Devolution refers to legislative reforms passed in 1999 which introduced levels of legislative autonomy for the different countries of the United Kingdom and created the Scottish Parliament and national Assemblies for Wales and Northern Ireland.

Foster said that while the Northern Ireland bill was being debated in Westminster, the DUP's 10 MPs “were ridiculed both inside and outside Parliament for their pro-life stand.”

“The Act will not come into force if the Northern Ireland Executive is restored by October 21, but for some, this is now being portrayed as a false choice between ‘language or life’,” she stated.

Among the problems that led to the suspension of the Northern Ireland Assembly was the Irish Language Act, which would give Irish equal status to English in the region. It is supported by the nationalist parties Sinn Fein and the Social Democratic and Labour Party, and opposed by the unionist DUP and Ulster Unionist Party.

Sinn Fein has said that it will not participate in the formation of a Northern Irish government without an Irish Language Act.

Foster commented that “it is a mistake to think there is a simple trade-off between” the Irish Language Act and the region's abortion law.

“Language or life,” she said, “is an over-simplification and conveys a belief that if the DUP were to agree to every Sinn Fein demand, including an Irish Language Act, then devolution would be restored immediately and Northern Ireland’s abortion laws would remain unchanged.”

Foster said the DUP strongly desires “an immediate return of devolution,” and that its restoration does not lie “only in the hands of the Democratic Unionist Party.”

“We have put down no preconditions or ‘red lines’ ahead of the restoration of the Executive. We would nominate Ministers today,” she noted.

The DUP leader said she offered in August 2017 to seek “a reasonable and balanced accommodation for the Irish Language,” but that “that offer was rejected by both Sinn Fein and the SDLP within 90 minutes.”

She also noted that even were devolution restored, it would not of itself be “an absolute safeguard against abortion liberalisation.”

“The DUP is the only pro-life party in the [Northern Ireland] Assembly” besides Jim Allister, the Traditional Unionist Voice's sole member of the legislative assembly, she said. “We have 28 seats out of 90.”

Sinn Fein supports the liberalization of abortion law, while the remaining parties allow their MLAs a conscience vote on the topic.

Foster said that while abortion law “would come before the Assembly quickly after devolution is restored,” the change effected by the Northern Ireland (Executive Formation etc) Act 2019 “is far beyond anything any NI Assembly would ever have endorsed.

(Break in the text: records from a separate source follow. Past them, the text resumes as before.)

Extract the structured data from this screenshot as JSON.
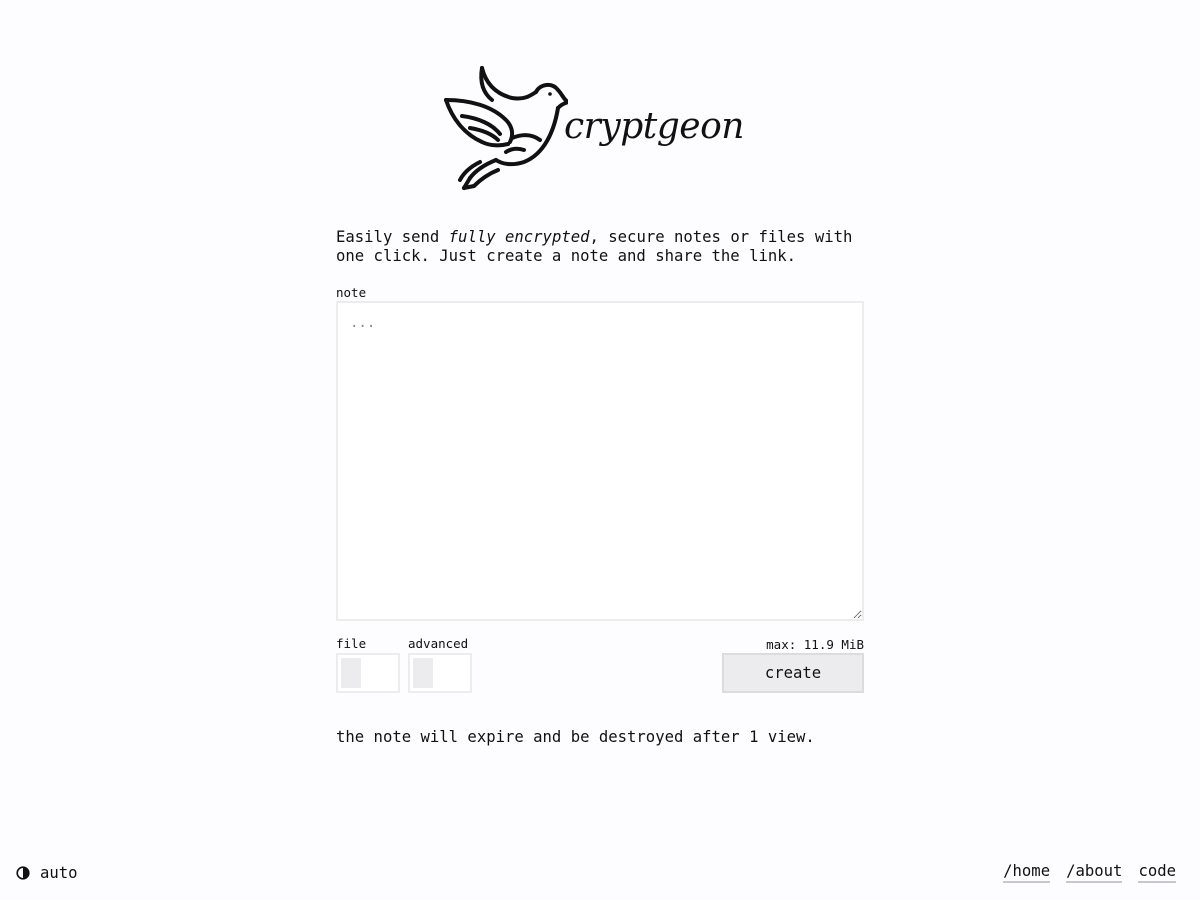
{
  "brand": {
    "name": "cryptgeon"
  },
  "intro": {
    "before": "Easily send ",
    "emphasis": "fully encrypted",
    "after": ", secure notes or files with one click. Just create a note and share the link."
  },
  "form": {
    "note_label": "note",
    "note_placeholder": "...",
    "note_value": "",
    "file_label": "file",
    "file_enabled": false,
    "advanced_label": "advanced",
    "advanced_enabled": false,
    "max_label": "max: 11.9 MiB",
    "create_label": "create"
  },
  "expiry_text": "the note will expire and be destroyed after 1 view.",
  "footer": {
    "theme_label": "auto",
    "theme_icon": "half-circle-contrast-icon",
    "links": [
      {
        "label": "/home"
      },
      {
        "label": "/about"
      },
      {
        "label": "code"
      }
    ]
  },
  "colors": {
    "background": "#fdfcfe",
    "text": "#111111",
    "border": "#ececee",
    "button_bg": "#ececee"
  }
}
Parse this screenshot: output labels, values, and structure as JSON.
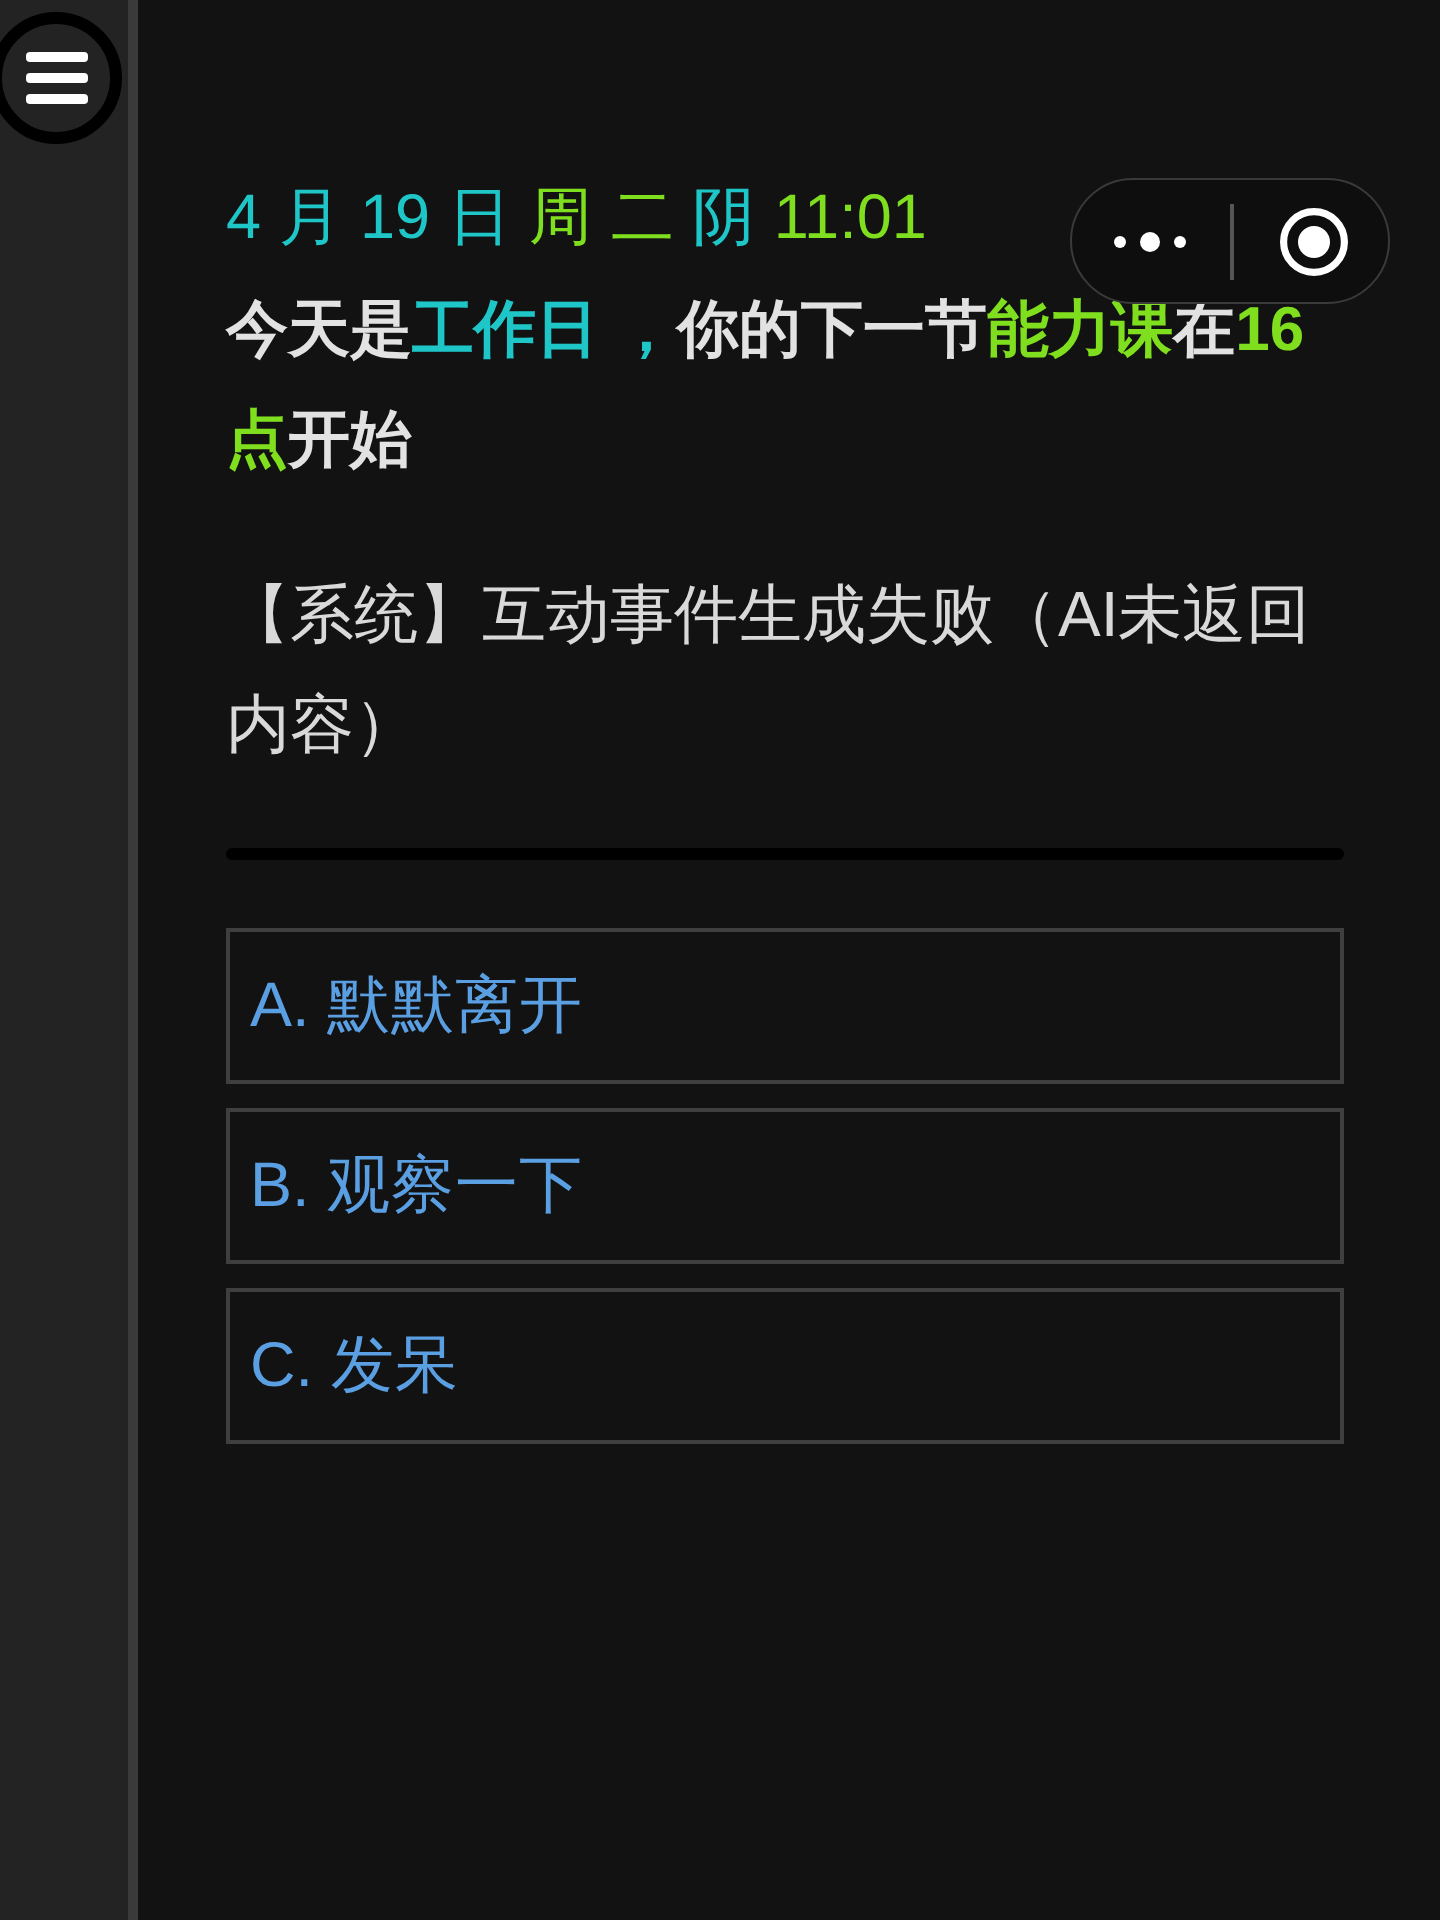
{
  "header": {
    "date_segments": [
      {
        "text": "4 月 19 日",
        "color": "#1fc6c8"
      },
      {
        "text": "周 二",
        "color": "#7fde1e"
      },
      {
        "text": "阴",
        "color": "#1fc6c8"
      },
      {
        "text": "11:01",
        "color": "#7fde1e"
      }
    ],
    "notice_segments": [
      {
        "text": "今天是",
        "color": "#e2e2e2"
      },
      {
        "text": "工作日 ，",
        "color": "#1fc6c8"
      },
      {
        "text": "你的下一节",
        "color": "#e2e2e2"
      },
      {
        "text": "能力课",
        "color": "#7fde1e"
      },
      {
        "text": "在",
        "color": "#e2e2e2"
      },
      {
        "text": "16点",
        "color": "#7fde1e"
      },
      {
        "text": "开始",
        "color": "#e2e2e2"
      }
    ]
  },
  "message": "【系统】互动事件生成失败（AI未返回内容）",
  "choices": [
    "A. 默默离开",
    "B. 观察一下",
    "C. 发呆"
  ]
}
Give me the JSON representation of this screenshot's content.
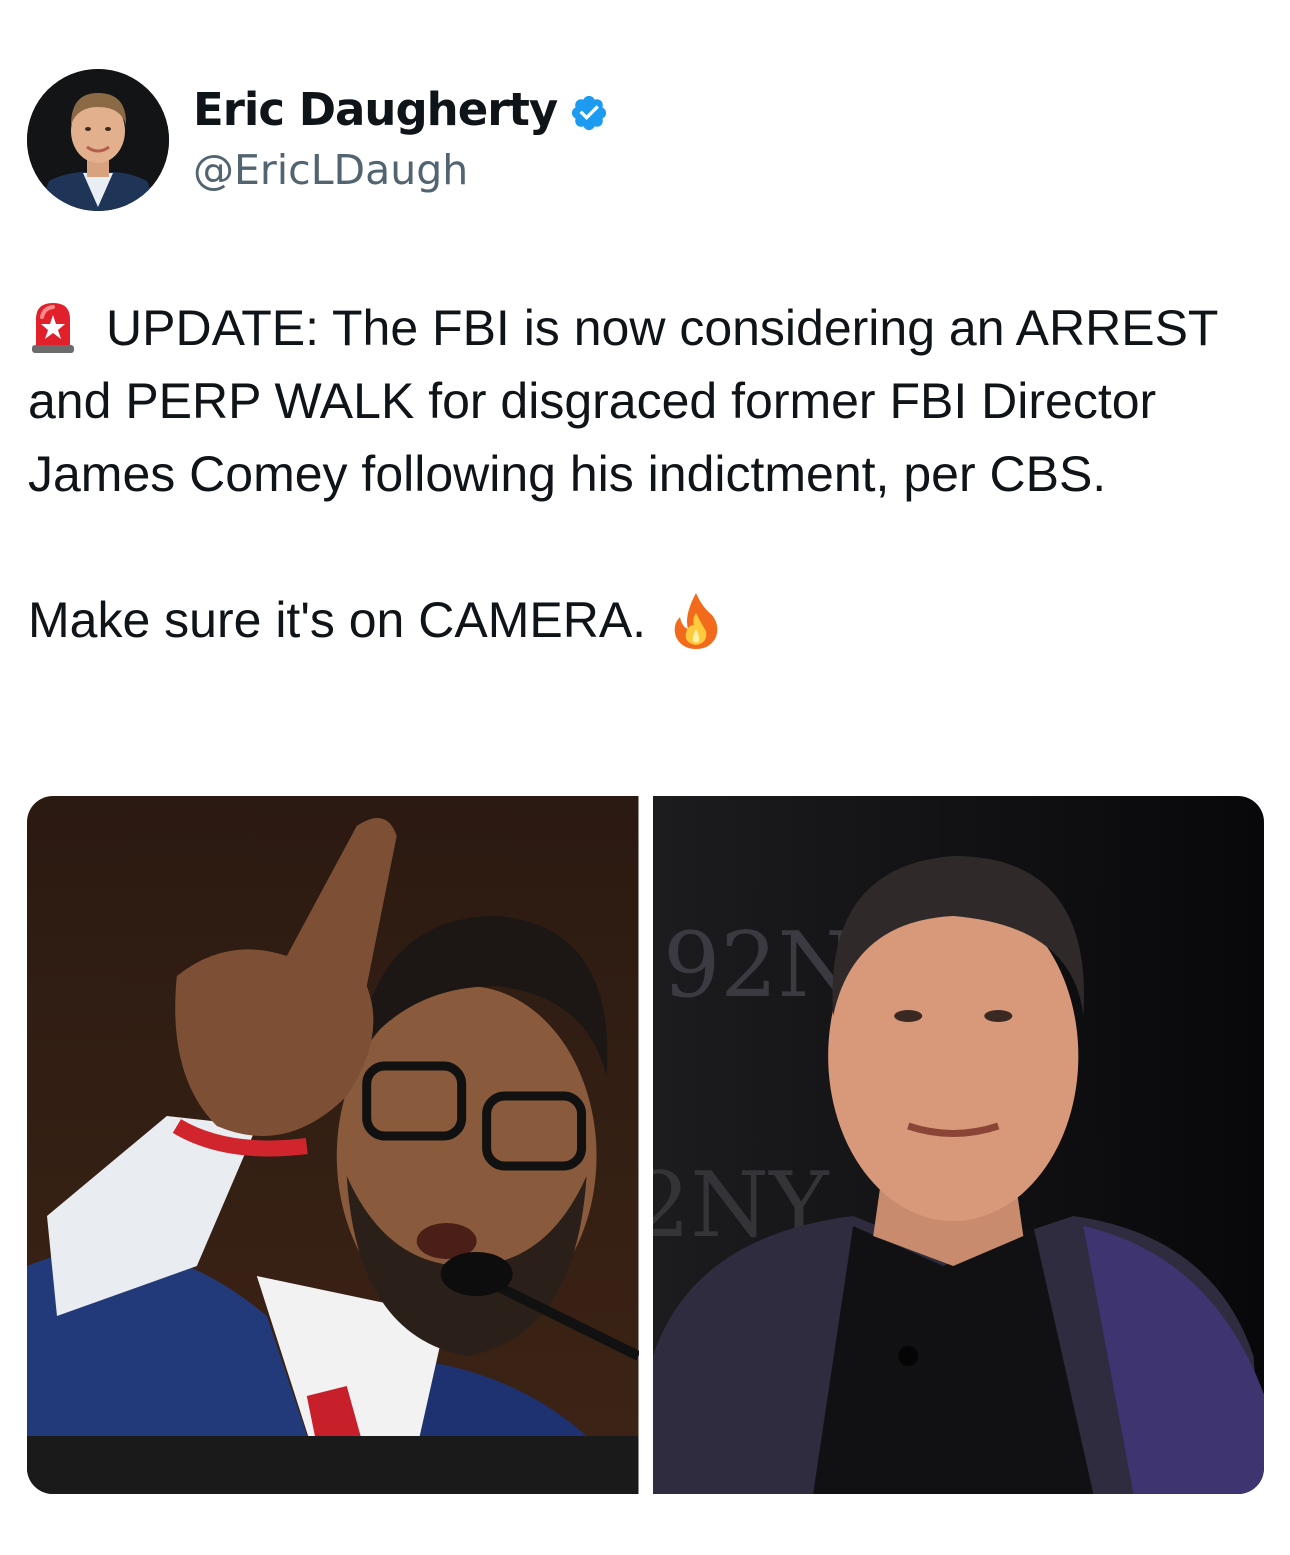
{
  "author": {
    "display_name": "Eric Daugherty",
    "handle": "@EricLDaugh",
    "verified": true,
    "avatar_icon": "profile-photo"
  },
  "tweet": {
    "paragraphs": [
      {
        "leading_emoji": "police-light-icon",
        "text": "UPDATE: The FBI is now considering an ARREST and PERP WALK for disgraced former FBI Director James Comey following his indictment, per CBS."
      },
      {
        "text": "Make sure it's on CAMERA.",
        "trailing_emoji": "fire-icon"
      }
    ]
  },
  "media": [
    {
      "kind": "photo",
      "icon": "photo-man-pointing-at-microphone"
    },
    {
      "kind": "photo",
      "icon": "photo-man-in-dark-blazer",
      "backdrop_text": "92NY"
    }
  ],
  "colors": {
    "text": "#0f1419",
    "secondary_text": "#536471",
    "verified_blue": "#1d9bf0",
    "background": "#ffffff"
  }
}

Having the NI Assembly back up and running before the 21st of October would give all MLAs the opportunity to shape any future laws.”

Bills to legalize abortion in cases of fatal fetal abnormality, rape, or incest failed in the Northern Ireland Assembly in 2016.

“Anyone who cares about the legislative framework governing abortion in Northern Ireland must also look beyond 21st October and ask all MLAs what they believe the law should say,” Foster said.

The DUP “want to see the Assembly restored so that local elected representatives can frame the laws for the people of Northern Ireland,” the party leader stated.

“Both getting devolution back and defending a pro-life policy have been and will continue to be, fundamental priorities for the Democratic Unionist Party, but it is unfortunately simplistic and mistaken to assume progress on one will resolve the other in the manner we all require.”

Northern Irish women have been able to procure free National Health Service abortions in England, Scotland, and Wales since November 2017.

The Northern Ireland bill was passed by the British parliament in July.

The abortion amendment was introduced by Stella Creasy, a Labour MP who represents a London constituency. Earlier this year Creasy intended to propose an amendment to a draft Domestic Abuse Bill that would give the British parliament jurisdiction over abortion laws throughout the United Kingdom. However, the bill's scope was restricted to England and Wales by the Conservative government.

Creasy also introduced an amendment to the Northern Ireland (Executive Formation and Exercise of Functions) Act 2018 to repeal Northern Irish law on abortion and gay marriage, which was defeated.